(MATERIAL SHOWN Opens)

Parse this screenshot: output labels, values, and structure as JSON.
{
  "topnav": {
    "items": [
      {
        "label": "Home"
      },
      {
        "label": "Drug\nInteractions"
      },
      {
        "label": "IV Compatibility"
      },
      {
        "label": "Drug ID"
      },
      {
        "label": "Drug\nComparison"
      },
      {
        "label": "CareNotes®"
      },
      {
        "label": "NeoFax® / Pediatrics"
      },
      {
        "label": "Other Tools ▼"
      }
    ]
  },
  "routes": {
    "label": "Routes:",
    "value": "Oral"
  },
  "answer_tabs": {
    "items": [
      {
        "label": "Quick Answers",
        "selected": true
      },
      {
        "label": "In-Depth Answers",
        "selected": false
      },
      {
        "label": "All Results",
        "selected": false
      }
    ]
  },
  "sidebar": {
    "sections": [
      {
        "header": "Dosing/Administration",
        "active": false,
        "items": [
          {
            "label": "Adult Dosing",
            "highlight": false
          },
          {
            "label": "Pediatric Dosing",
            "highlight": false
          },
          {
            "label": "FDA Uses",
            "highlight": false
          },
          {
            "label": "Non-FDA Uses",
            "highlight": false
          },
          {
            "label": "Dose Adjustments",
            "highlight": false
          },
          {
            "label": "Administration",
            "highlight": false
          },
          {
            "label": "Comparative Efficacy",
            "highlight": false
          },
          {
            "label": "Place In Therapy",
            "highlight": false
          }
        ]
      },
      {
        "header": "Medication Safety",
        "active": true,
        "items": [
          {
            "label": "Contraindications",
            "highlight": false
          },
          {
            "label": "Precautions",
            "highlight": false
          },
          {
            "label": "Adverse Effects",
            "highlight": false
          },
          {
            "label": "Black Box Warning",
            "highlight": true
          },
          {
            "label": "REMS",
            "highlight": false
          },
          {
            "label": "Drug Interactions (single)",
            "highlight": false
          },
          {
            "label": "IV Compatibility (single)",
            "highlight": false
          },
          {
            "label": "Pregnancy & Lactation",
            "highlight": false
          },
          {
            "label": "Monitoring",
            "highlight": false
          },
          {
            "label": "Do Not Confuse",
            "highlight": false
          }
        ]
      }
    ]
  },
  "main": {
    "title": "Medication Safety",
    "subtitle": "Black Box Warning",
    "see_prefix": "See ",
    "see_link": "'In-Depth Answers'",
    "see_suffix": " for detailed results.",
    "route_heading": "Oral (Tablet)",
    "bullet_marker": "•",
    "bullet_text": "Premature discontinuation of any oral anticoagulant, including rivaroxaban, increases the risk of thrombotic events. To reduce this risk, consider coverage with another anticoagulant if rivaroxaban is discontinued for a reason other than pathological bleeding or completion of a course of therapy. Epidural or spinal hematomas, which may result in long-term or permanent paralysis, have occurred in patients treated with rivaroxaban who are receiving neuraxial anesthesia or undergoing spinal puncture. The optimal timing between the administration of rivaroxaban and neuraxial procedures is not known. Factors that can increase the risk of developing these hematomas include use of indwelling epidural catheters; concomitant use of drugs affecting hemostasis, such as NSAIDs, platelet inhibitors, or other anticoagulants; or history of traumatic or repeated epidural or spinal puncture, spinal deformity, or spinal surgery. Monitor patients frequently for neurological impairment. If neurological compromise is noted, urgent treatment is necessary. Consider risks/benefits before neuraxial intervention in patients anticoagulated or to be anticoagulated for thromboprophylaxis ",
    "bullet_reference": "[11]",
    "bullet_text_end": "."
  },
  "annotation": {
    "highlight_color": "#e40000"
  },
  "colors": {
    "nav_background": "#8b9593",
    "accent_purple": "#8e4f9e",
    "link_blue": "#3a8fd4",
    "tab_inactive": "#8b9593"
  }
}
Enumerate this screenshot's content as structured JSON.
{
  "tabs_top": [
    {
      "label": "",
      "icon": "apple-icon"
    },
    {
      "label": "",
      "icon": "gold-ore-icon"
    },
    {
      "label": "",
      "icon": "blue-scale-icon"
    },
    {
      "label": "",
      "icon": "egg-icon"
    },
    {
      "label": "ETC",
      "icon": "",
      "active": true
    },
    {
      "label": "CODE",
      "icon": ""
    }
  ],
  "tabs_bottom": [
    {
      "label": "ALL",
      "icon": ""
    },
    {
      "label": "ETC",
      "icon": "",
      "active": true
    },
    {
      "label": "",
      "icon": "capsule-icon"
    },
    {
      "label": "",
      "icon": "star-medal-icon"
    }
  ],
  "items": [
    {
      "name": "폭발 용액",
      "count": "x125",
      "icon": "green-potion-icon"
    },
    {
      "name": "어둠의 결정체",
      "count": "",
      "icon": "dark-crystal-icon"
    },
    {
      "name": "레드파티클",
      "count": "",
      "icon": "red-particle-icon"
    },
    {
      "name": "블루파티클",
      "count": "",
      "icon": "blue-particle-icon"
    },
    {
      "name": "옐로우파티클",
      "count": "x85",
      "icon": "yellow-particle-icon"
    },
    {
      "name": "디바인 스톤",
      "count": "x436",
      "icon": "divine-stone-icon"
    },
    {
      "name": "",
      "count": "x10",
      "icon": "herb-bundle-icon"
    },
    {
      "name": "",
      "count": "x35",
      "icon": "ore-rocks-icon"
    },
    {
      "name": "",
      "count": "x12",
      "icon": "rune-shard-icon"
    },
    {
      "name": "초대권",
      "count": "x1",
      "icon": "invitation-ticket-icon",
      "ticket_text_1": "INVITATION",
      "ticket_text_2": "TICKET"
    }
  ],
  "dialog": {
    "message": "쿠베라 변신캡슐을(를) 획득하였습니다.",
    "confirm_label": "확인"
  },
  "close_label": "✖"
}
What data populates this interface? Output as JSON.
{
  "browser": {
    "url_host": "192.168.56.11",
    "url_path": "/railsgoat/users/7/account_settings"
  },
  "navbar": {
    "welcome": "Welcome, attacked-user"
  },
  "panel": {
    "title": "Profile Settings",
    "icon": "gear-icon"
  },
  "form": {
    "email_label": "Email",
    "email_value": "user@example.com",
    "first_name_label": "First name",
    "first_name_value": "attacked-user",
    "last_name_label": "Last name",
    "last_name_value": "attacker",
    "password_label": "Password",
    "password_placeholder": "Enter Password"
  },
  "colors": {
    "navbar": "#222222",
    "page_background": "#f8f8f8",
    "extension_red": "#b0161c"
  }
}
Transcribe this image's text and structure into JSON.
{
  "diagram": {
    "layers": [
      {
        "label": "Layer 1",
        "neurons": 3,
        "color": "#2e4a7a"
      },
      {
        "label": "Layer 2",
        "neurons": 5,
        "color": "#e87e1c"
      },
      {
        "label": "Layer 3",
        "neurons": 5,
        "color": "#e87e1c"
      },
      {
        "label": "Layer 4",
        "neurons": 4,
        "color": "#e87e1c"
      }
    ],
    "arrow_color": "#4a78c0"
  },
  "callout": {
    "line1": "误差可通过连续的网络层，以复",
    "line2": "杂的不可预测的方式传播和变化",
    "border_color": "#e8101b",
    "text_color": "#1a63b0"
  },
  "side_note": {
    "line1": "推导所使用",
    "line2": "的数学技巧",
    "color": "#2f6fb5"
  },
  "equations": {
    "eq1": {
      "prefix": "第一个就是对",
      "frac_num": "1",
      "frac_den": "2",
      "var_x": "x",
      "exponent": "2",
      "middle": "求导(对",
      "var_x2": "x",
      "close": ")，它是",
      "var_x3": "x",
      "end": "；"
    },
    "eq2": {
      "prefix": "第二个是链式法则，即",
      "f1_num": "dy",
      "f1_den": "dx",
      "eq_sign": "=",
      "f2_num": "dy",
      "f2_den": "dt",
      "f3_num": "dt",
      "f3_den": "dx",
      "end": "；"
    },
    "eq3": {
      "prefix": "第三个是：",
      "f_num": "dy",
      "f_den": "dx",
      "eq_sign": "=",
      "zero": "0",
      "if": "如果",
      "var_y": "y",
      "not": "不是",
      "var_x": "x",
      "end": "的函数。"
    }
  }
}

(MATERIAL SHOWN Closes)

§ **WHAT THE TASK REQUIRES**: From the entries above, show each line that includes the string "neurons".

§ **RESPONSE**:
        "neurons": 3,
        "neurons": 5,
        "neurons": 5,
        "neurons": 4,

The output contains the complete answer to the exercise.